(Dataset rows for apps and sites)
◆ ◆ ◆ ◆ ◆

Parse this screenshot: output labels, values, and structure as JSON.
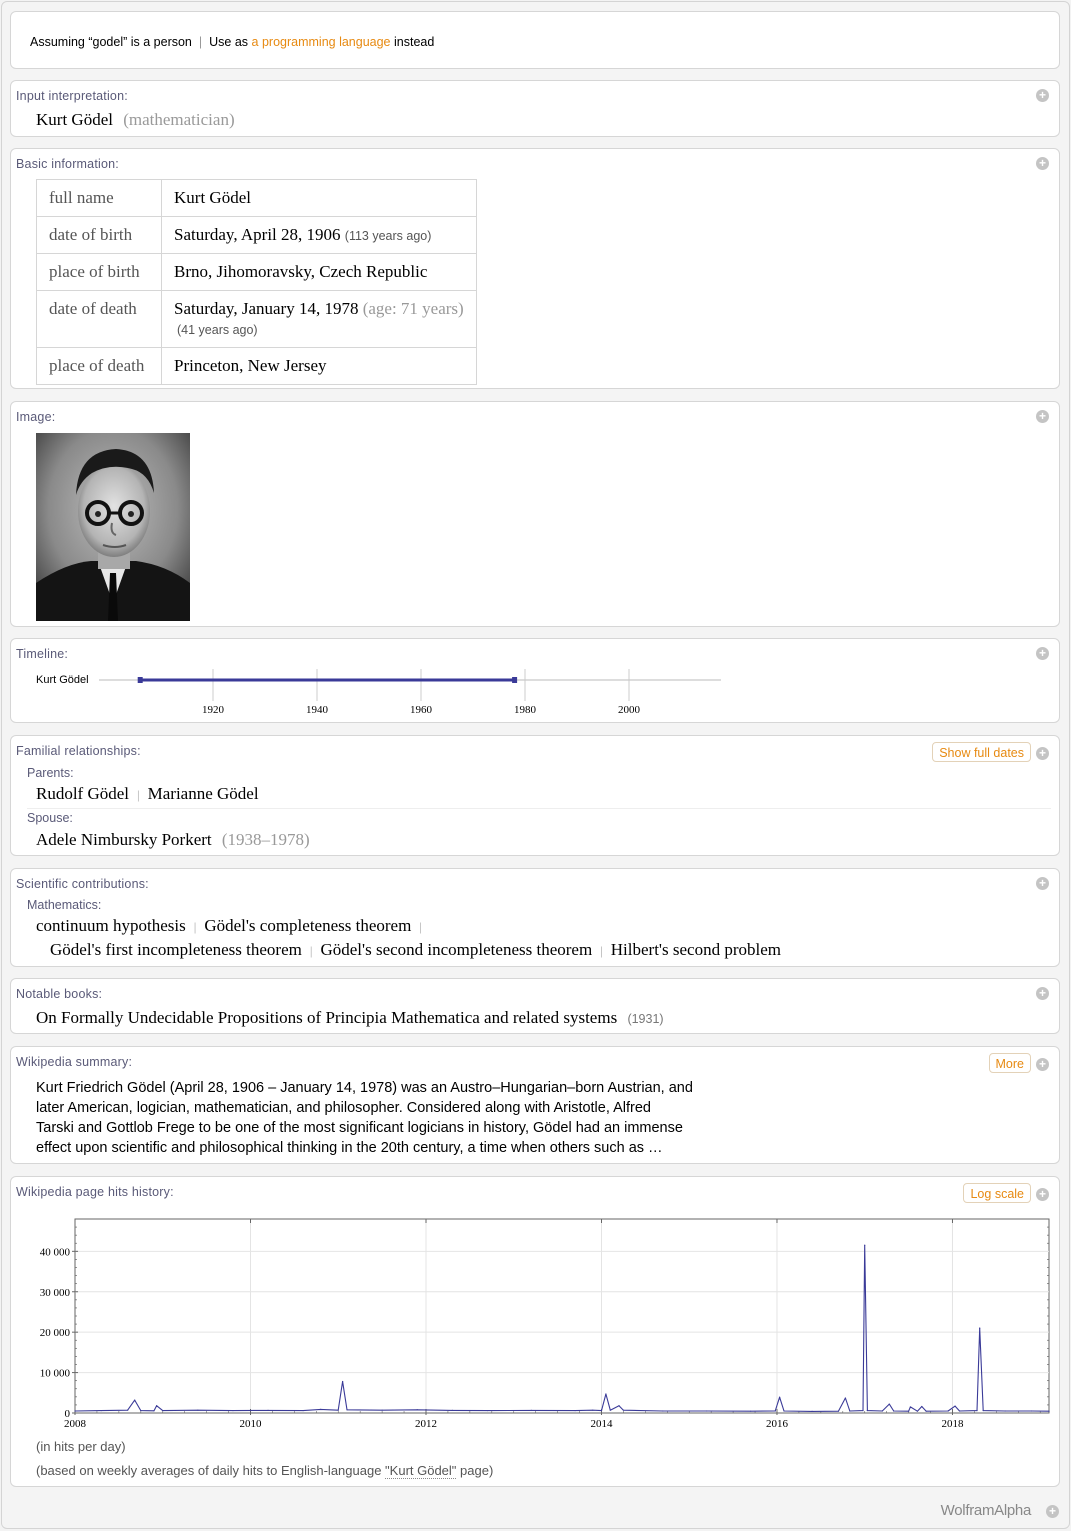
{
  "assumption": {
    "prefix": "Assuming “godel” is a person",
    "separator": "|",
    "use_as": "Use as",
    "link": "a programming language",
    "suffix": "instead"
  },
  "input_interpretation": {
    "title": "Input interpretation:",
    "name": "Kurt Gödel",
    "qualifier": "(mathematician)"
  },
  "basic_information": {
    "title": "Basic information:",
    "rows": [
      {
        "key": "full name",
        "value": "Kurt Gödel",
        "note": "",
        "note2": ""
      },
      {
        "key": "date of birth",
        "value": "Saturday, April 28, 1906",
        "note": "(113 years ago)",
        "note2": ""
      },
      {
        "key": "place of birth",
        "value": "Brno, Jihomoravsky, Czech Republic",
        "note": "",
        "note2": ""
      },
      {
        "key": "date of death",
        "value": "Saturday, January 14, 1978",
        "note": "(age: 71 years)",
        "note2": "(41 years ago)"
      },
      {
        "key": "place of death",
        "value": "Princeton, New Jersey",
        "note": "",
        "note2": ""
      }
    ]
  },
  "image": {
    "title": "Image:"
  },
  "timeline": {
    "title": "Timeline:",
    "person": "Kurt Gödel",
    "start": 1906,
    "end": 1978,
    "ticks": [
      1920,
      1940,
      1960,
      1980,
      2000
    ]
  },
  "familial": {
    "title": "Familial relationships:",
    "button": "Show full dates",
    "parents_label": "Parents:",
    "parents": [
      "Rudolf Gödel",
      "Marianne Gödel"
    ],
    "spouse_label": "Spouse:",
    "spouse": "Adele Nimbursky Porkert",
    "spouse_dates": "(1938–1978)"
  },
  "scientific": {
    "title": "Scientific contributions:",
    "field": "Mathematics:",
    "items": [
      "continuum hypothesis",
      "Gödel's completeness theorem",
      "Gödel's first incompleteness theorem",
      "Gödel's second incompleteness theorem",
      "Hilbert's second problem"
    ]
  },
  "books": {
    "title": "Notable books:",
    "book": "On Formally Undecidable Propositions of Principia Mathematica and related systems",
    "year": "(1931)"
  },
  "wikipedia": {
    "title": "Wikipedia summary:",
    "button": "More",
    "lines": [
      "Kurt Friedrich Gödel (April 28, 1906 – January 14, 1978) was an Austro–Hungarian–born Austrian, and",
      "later American, logician, mathematician, and philosopher. Considered along with Aristotle, Alfred",
      "Tarski and Gottlob Frege to be one of the most significant logicians in history, Gödel had an immense",
      "effect upon scientific and philosophical thinking in the 20th century, a time when others such as …"
    ]
  },
  "page_hits": {
    "title": "Wikipedia page hits history:",
    "button": "Log scale",
    "note1": "(in hits per day)",
    "note2_prefix": "(based on weekly averages of daily hits to English-language ",
    "note2_link": "\"Kurt Gödel\"",
    "note2_suffix": " page)"
  },
  "chart_data": {
    "type": "line",
    "xlim": [
      2008.0,
      2019.1
    ],
    "ylim": [
      0,
      48000
    ],
    "x_ticks": [
      "2008",
      "2010",
      "2012",
      "2014",
      "2016",
      "2018"
    ],
    "y_ticks": [
      "0",
      "10 000",
      "20 000",
      "30 000",
      "40 000"
    ],
    "y_tick_values": [
      0,
      10000,
      20000,
      30000,
      40000
    ],
    "x_tick_values": [
      2008,
      2010,
      2012,
      2014,
      2016,
      2018
    ],
    "baseline": 600,
    "series": [
      {
        "color": "#3a3a98",
        "points": [
          [
            2008.0,
            500
          ],
          [
            2008.3,
            600
          ],
          [
            2008.6,
            700
          ],
          [
            2008.68,
            3200
          ],
          [
            2008.75,
            600
          ],
          [
            2008.9,
            550
          ],
          [
            2008.93,
            1800
          ],
          [
            2009.0,
            600
          ],
          [
            2009.4,
            700
          ],
          [
            2009.8,
            600
          ],
          [
            2010.2,
            650
          ],
          [
            2010.6,
            600
          ],
          [
            2010.8,
            900
          ],
          [
            2011.0,
            700
          ],
          [
            2011.05,
            7800
          ],
          [
            2011.1,
            800
          ],
          [
            2011.5,
            700
          ],
          [
            2011.9,
            800
          ],
          [
            2012.3,
            650
          ],
          [
            2012.7,
            600
          ],
          [
            2013.2,
            650
          ],
          [
            2013.7,
            600
          ],
          [
            2013.9,
            700
          ],
          [
            2014.0,
            600
          ],
          [
            2014.05,
            4700
          ],
          [
            2014.1,
            700
          ],
          [
            2014.2,
            1800
          ],
          [
            2014.25,
            700
          ],
          [
            2014.7,
            500
          ],
          [
            2015.2,
            500
          ],
          [
            2015.7,
            450
          ],
          [
            2015.98,
            500
          ],
          [
            2016.03,
            3900
          ],
          [
            2016.08,
            500
          ],
          [
            2016.4,
            400
          ],
          [
            2016.7,
            450
          ],
          [
            2016.78,
            3700
          ],
          [
            2016.83,
            500
          ],
          [
            2016.98,
            600
          ],
          [
            2017.0,
            41500
          ],
          [
            2017.03,
            600
          ],
          [
            2017.2,
            500
          ],
          [
            2017.28,
            2200
          ],
          [
            2017.33,
            500
          ],
          [
            2017.5,
            450
          ],
          [
            2017.52,
            1500
          ],
          [
            2017.6,
            450
          ],
          [
            2017.65,
            1600
          ],
          [
            2017.7,
            450
          ],
          [
            2017.95,
            500
          ],
          [
            2018.03,
            1700
          ],
          [
            2018.08,
            500
          ],
          [
            2018.28,
            600
          ],
          [
            2018.31,
            21000
          ],
          [
            2018.35,
            600
          ],
          [
            2018.6,
            500
          ],
          [
            2018.9,
            500
          ],
          [
            2019.1,
            450
          ]
        ]
      }
    ]
  },
  "footer": {
    "brand": "WolframAlpha"
  }
}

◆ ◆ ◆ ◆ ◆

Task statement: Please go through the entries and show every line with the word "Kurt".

Response below:
    "name": "Kurt Gödel",
        "value": "Kurt Gödel",
    "person": "Kurt Gödel",
      "Kurt Friedrich Gödel (April 28, 1906 – January 14, 1978) was an Austro–Hungarian–born Austrian, and",
    "note2_link": "\"Kurt Gödel\"",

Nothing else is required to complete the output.